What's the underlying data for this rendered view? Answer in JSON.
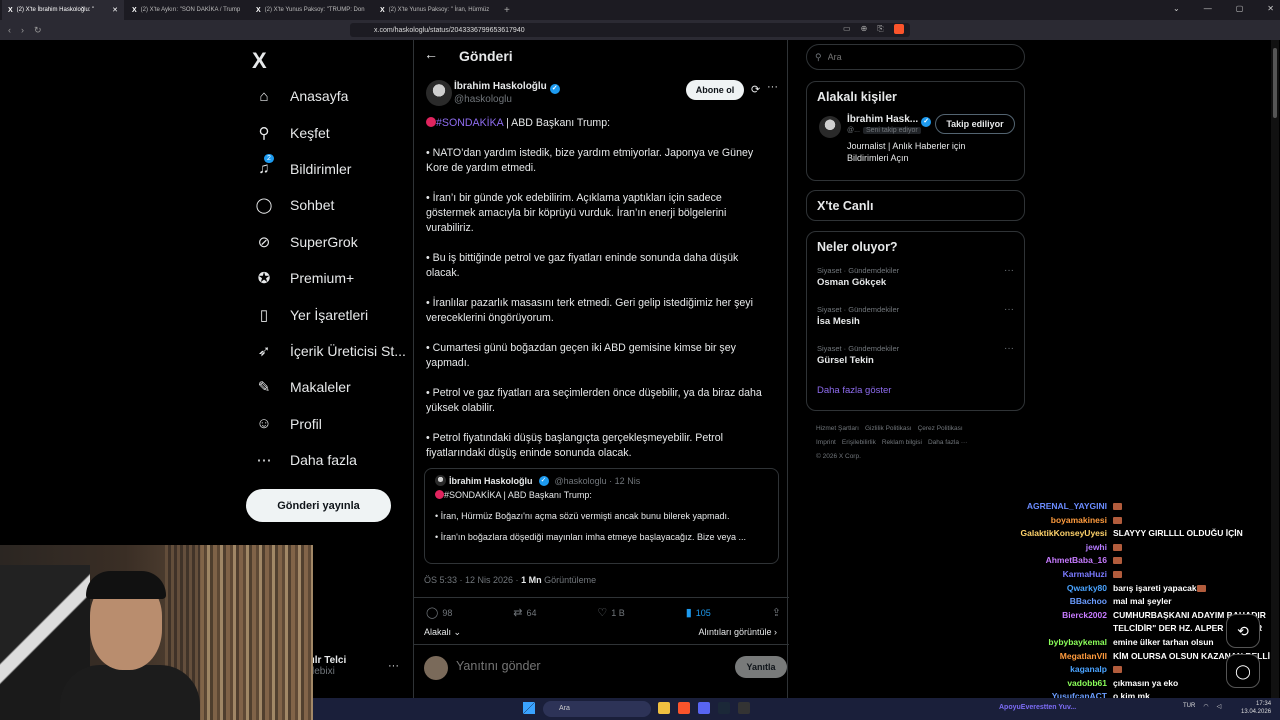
{
  "browser": {
    "tabs": [
      {
        "title": "(2) X'te İbrahim Haskoloğlu: \"",
        "active": true
      },
      {
        "title": "(2) X'te Aykırı: \"SON DAKİKA / Trump",
        "active": false
      },
      {
        "title": "(2) X'te Yunus Paksoy: \"TRUMP: Don",
        "active": false
      },
      {
        "title": "(2) X'te Yunus Paksoy: \" İran, Hürmüz",
        "active": false
      }
    ],
    "url": "x.com/haskologlu/status/2043336799653617940"
  },
  "sidebar": {
    "logo": "X",
    "items": [
      {
        "label": "Anasayfa",
        "icon": "home-icon",
        "glyph": "⌂"
      },
      {
        "label": "Keşfet",
        "icon": "search-icon",
        "glyph": "⚲"
      },
      {
        "label": "Bildirimler",
        "icon": "bell-icon",
        "glyph": "♫",
        "badge": "2"
      },
      {
        "label": "Sohbet",
        "icon": "chat-icon",
        "glyph": "◯"
      },
      {
        "label": "SuperGrok",
        "icon": "grok-icon",
        "glyph": "⊘"
      },
      {
        "label": "Premium+",
        "icon": "premium-icon",
        "glyph": "✪"
      },
      {
        "label": "Yer İşaretleri",
        "icon": "bookmark-icon",
        "glyph": "▯"
      },
      {
        "label": "İçerik Üreticisi St...",
        "icon": "rocket-icon",
        "glyph": "➶"
      },
      {
        "label": "Makaleler",
        "icon": "article-icon",
        "glyph": "✎"
      },
      {
        "label": "Profil",
        "icon": "profile-icon",
        "glyph": "☺"
      },
      {
        "label": "Daha fazla",
        "icon": "more-circle-icon",
        "glyph": "⋯"
      }
    ],
    "post_button": "Gönderi yayınla",
    "account_name": "ılr Telci",
    "account_handle": "lebixi"
  },
  "main": {
    "title": "Gönderi",
    "author": {
      "name": "İbrahim Haskoloğlu",
      "handle": "@haskologlu"
    },
    "subscribe_label": "Abone ol",
    "hashtag": "#SONDAKİKA",
    "headline_rest": " | ABD Başkanı Trump:",
    "paragraphs": [
      "• NATO’dan yardım istedik, bize yardım etmiyorlar. Japonya ve Güney Kore de yardım etmedi.",
      "• İran’ı bir günde yok edebilirim. Açıklama yaptıkları için sadece göstermek amacıyla bir köprüyü vurduk. İran’ın enerji bölgelerini vurabiliriz.",
      "• Bu iş bittiğinde petrol ve gaz fiyatları eninde sonunda daha düşük olacak.",
      "• İranlılar pazarlık masasını terk etmedi. Geri gelip istediğimiz her şeyi vereceklerini öngörüyorum.",
      "• Cumartesi günü boğazdan geçen iki ABD gemisine kimse bir şey yapmadı.",
      "• Petrol ve gaz fiyatları ara seçimlerden önce düşebilir, ya da biraz daha yüksek olabilir.",
      "• Petrol fiyatındaki düşüş başlangıçta gerçekleşmeyebilir. Petrol fiyatlarındaki düşüş eninde sonunda olacak."
    ],
    "quote": {
      "name": "İbrahim Haskoloğlu",
      "meta": "@haskologlu · 12 Nis",
      "headline": "#SONDAKİKA | ABD Başkanı Trump:",
      "line1": "• İran, Hürmüz Boğazı'nı açma sözü vermişti ancak bunu bilerek yapmadı.",
      "line2": "• İran'ın boğazlara döşediği mayınları imha etmeye başlayacağız. Bize veya ..."
    },
    "timestamp": "ÖS 5:33 · 12 Nis 2026 · ",
    "views": "1 Mn",
    "views_label": " Görüntüleme",
    "stats": {
      "replies": "98",
      "reposts": "64",
      "likes": "1 B",
      "bookmarks": "105"
    },
    "related_label": "Alakalı",
    "quotes_label": "Alıntıları görüntüle",
    "reply_placeholder": "Yanıtını gönder",
    "reply_button": "Yanıtla"
  },
  "right": {
    "search_placeholder": "Ara",
    "related_title": "Alakalı kişiler",
    "person": {
      "name": "İbrahim Hask...",
      "handle": "@...",
      "follows_you": "Seni takip ediyor",
      "follow_label": "Takip ediliyor",
      "bio": "Journalist | Anlık Haberler için Bildirimleri Açın"
    },
    "live_title": "X'te Canlı",
    "trends_title": "Neler oluyor?",
    "trends": [
      {
        "category": "Siyaset · Gündemdekiler",
        "name": "Osman Gökçek"
      },
      {
        "category": "Siyaset · Gündemdekiler",
        "name": "İsa Mesih"
      },
      {
        "category": "Siyaset · Gündemdekiler",
        "name": "Gürsel Tekin"
      }
    ],
    "show_more": "Daha fazla göster",
    "footer": {
      "l1": [
        "Hizmet Şartları",
        "Gizlilik Politikası",
        "Çerez Politikası"
      ],
      "l2": [
        "Imprint",
        "Erişilebilirlik",
        "Reklam bilgisi",
        "Daha fazla ···"
      ],
      "l3": "© 2026 X Corp."
    }
  },
  "chat": [
    {
      "user": "AGRENAL_YAYGINI",
      "msg": "",
      "color": "#6b8cff",
      "emote": true
    },
    {
      "user": "boyamakinesi",
      "msg": "",
      "color": "#ff9b3d",
      "emote": true
    },
    {
      "user": "GalaktikKonseyUyesi",
      "msg": "SLAYYY GIRLLLL OLDUĞU İÇİN",
      "color": "#ffd36b",
      "emote": false
    },
    {
      "user": "jewhi",
      "msg": "",
      "color": "#b57bff",
      "emote": true
    },
    {
      "user": "AhmetBaba_16",
      "msg": "",
      "color": "#c77bff",
      "emote": true
    },
    {
      "user": "KarmaHuzi",
      "msg": "",
      "color": "#7a7aff",
      "emote": true
    },
    {
      "user": "Qwarky80",
      "msg": "barış işareti yapacak",
      "color": "#4aa3ff",
      "emote": true
    },
    {
      "user": "BBachoo",
      "msg": "mal mal şeyler",
      "color": "#6b9dff",
      "emote": false
    },
    {
      "user": "Bierck2002",
      "msg": "CUMHURBAŞKANI ADAYIM BAHADIR",
      "color": "#c77bff",
      "emote": false
    },
    {
      "user": "",
      "msg": "TELCİDİR\" DER HZ. ALPER ÇAĞLAR",
      "color": "#c77bff",
      "emote": false
    },
    {
      "user": "bybybaykemal",
      "msg": "emine ülker tarhan olsun",
      "color": "#8bff5a",
      "emote": false
    },
    {
      "user": "MegatlanVII",
      "msg": "KİM OLURSA OLSUN KAZANAN BELLİ",
      "color": "#ff9b3d",
      "emote": false
    },
    {
      "user": "kaganalp",
      "msg": "",
      "color": "#4aa3ff",
      "emote": true
    },
    {
      "user": "vadobb61",
      "msg": "çıkmasın ya eko",
      "color": "#8bff5a",
      "emote": false
    },
    {
      "user": "YusufcanACT",
      "msg": "o kim mk",
      "color": "#6b9dff",
      "emote": false
    }
  ],
  "taskbar": {
    "search": "Ara",
    "ticker": "ApoyuEverestten Yuv...",
    "lang": "TUR",
    "time": "17:34",
    "date": "13.04.2026"
  }
}
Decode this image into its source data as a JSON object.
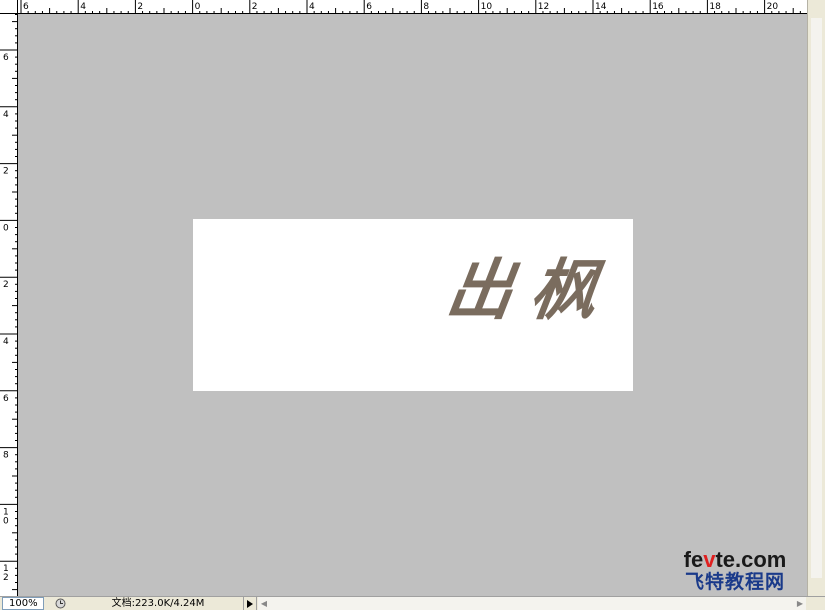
{
  "ruler_top": {
    "labels": [
      "6",
      "4",
      "2",
      "0",
      "2",
      "4",
      "6",
      "8",
      "10",
      "12",
      "14",
      "16",
      "18",
      "20"
    ]
  },
  "ruler_left": {
    "labels": [
      "6",
      "4",
      "2",
      "0",
      "2",
      "4",
      "6",
      "8",
      "10",
      "12"
    ]
  },
  "document": {
    "text": "出枫",
    "text_color": "#7a6c5e",
    "background": "#ffffff"
  },
  "canvas": {
    "background": "#c0c0c0"
  },
  "statusbar": {
    "zoom": "100%",
    "doc_info": "文档:223.0K/4.24M"
  },
  "watermark": {
    "line1_a": "fe",
    "line1_b": "v",
    "line1_c": "te.com",
    "line2": "飞特教程网"
  },
  "icons": {
    "status": "history-icon",
    "menu": "triangle-right-icon",
    "scroll_left": "arrow-left-icon",
    "scroll_right": "arrow-right-icon"
  }
}
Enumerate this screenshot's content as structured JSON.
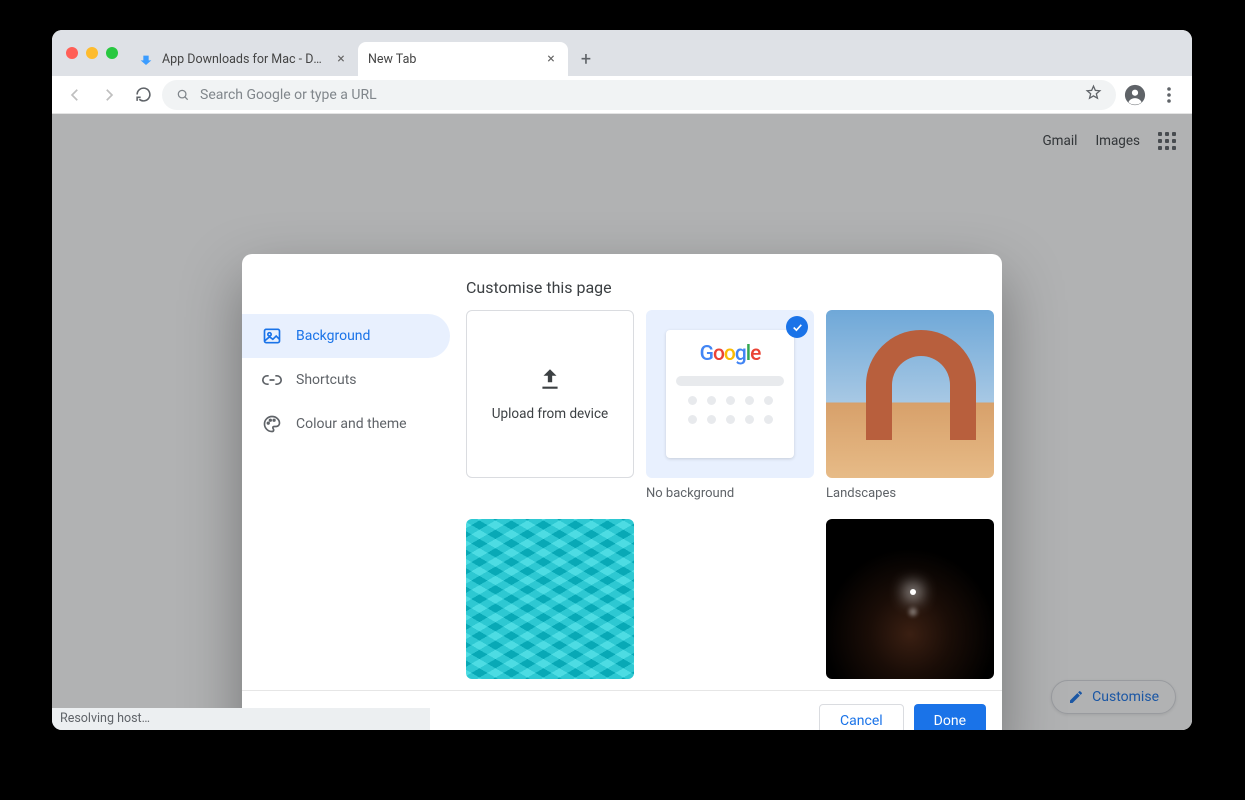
{
  "tabs": [
    {
      "title": "App Downloads for Mac - Dow…"
    },
    {
      "title": "New Tab"
    }
  ],
  "omnibox": {
    "placeholder": "Search Google or type a URL"
  },
  "header_links": {
    "gmail": "Gmail",
    "images": "Images"
  },
  "customise_chip": "Customise",
  "dialog": {
    "title": "Customise this page",
    "side": {
      "background": "Background",
      "shortcuts": "Shortcuts",
      "colour": "Colour and theme"
    },
    "tiles": {
      "upload": "Upload from device",
      "no_bg": "No background",
      "landscapes": "Landscapes"
    },
    "buttons": {
      "cancel": "Cancel",
      "done": "Done"
    }
  },
  "status": "Resolving host…"
}
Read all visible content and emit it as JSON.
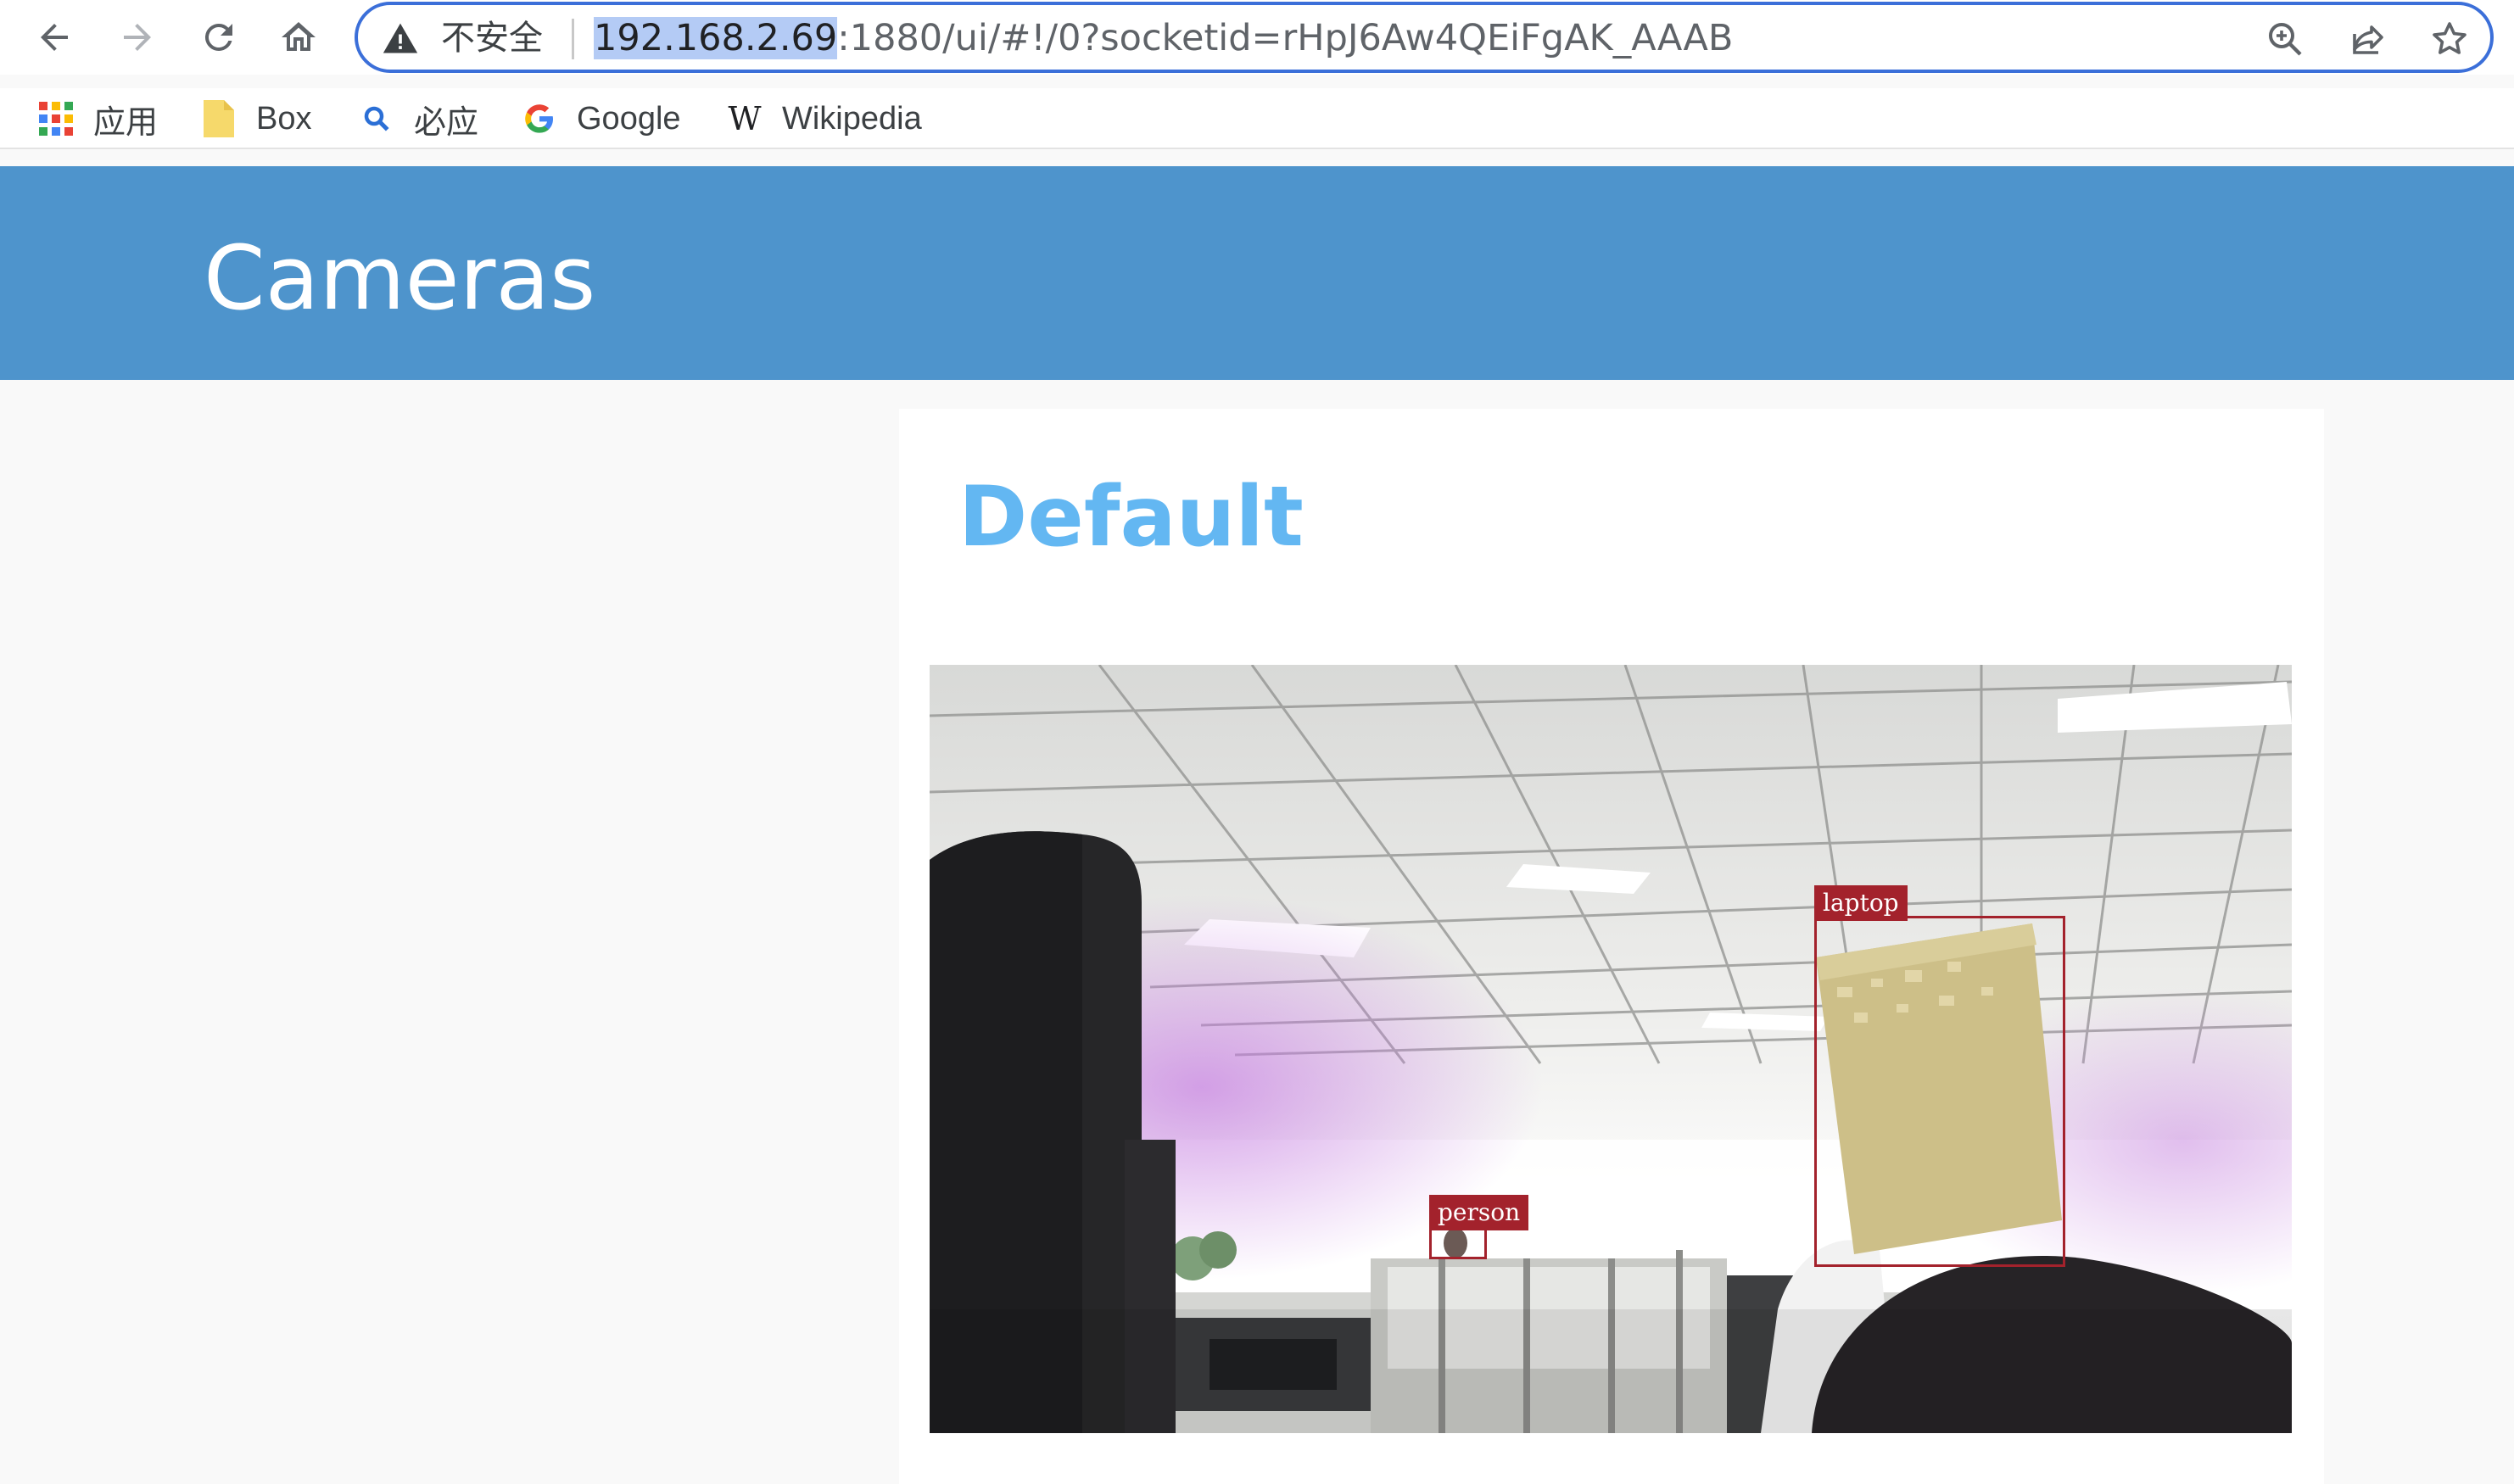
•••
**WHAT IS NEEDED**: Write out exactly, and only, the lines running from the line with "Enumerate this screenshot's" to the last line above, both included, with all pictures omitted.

**TASK ANSWER**:
Enumerate this screenshot's content as structured JSON.
{
  "tabs": [
    {
      "title": "App Downloads for Mac - Dow…"
    },
    {
      "title": "New Tab"
    }
  ],
  "omnibox": {
    "placeholder": "Search Google or type a URL"
  },
  "header_links": {
    "gmail": "Gmail",
    "images": "Images"
  },
  "customise_chip": "Customise",
  "dialog": {
    "title": "Customise this page",
    "side": {
      "background": "Background",
      "shortcuts": "Shortcuts",
      "colour": "Colour and theme"
    },
    "tiles": {
      "upload": "Upload from device",
      "no_bg": "No background",
      "landscapes": "Landscapes"
    },
    "buttons": {
      "cancel": "Cancel",
      "done": "Done"
    }
  },
  "status": "Resolving host…"
}
Read all visible content and emit it as JSON.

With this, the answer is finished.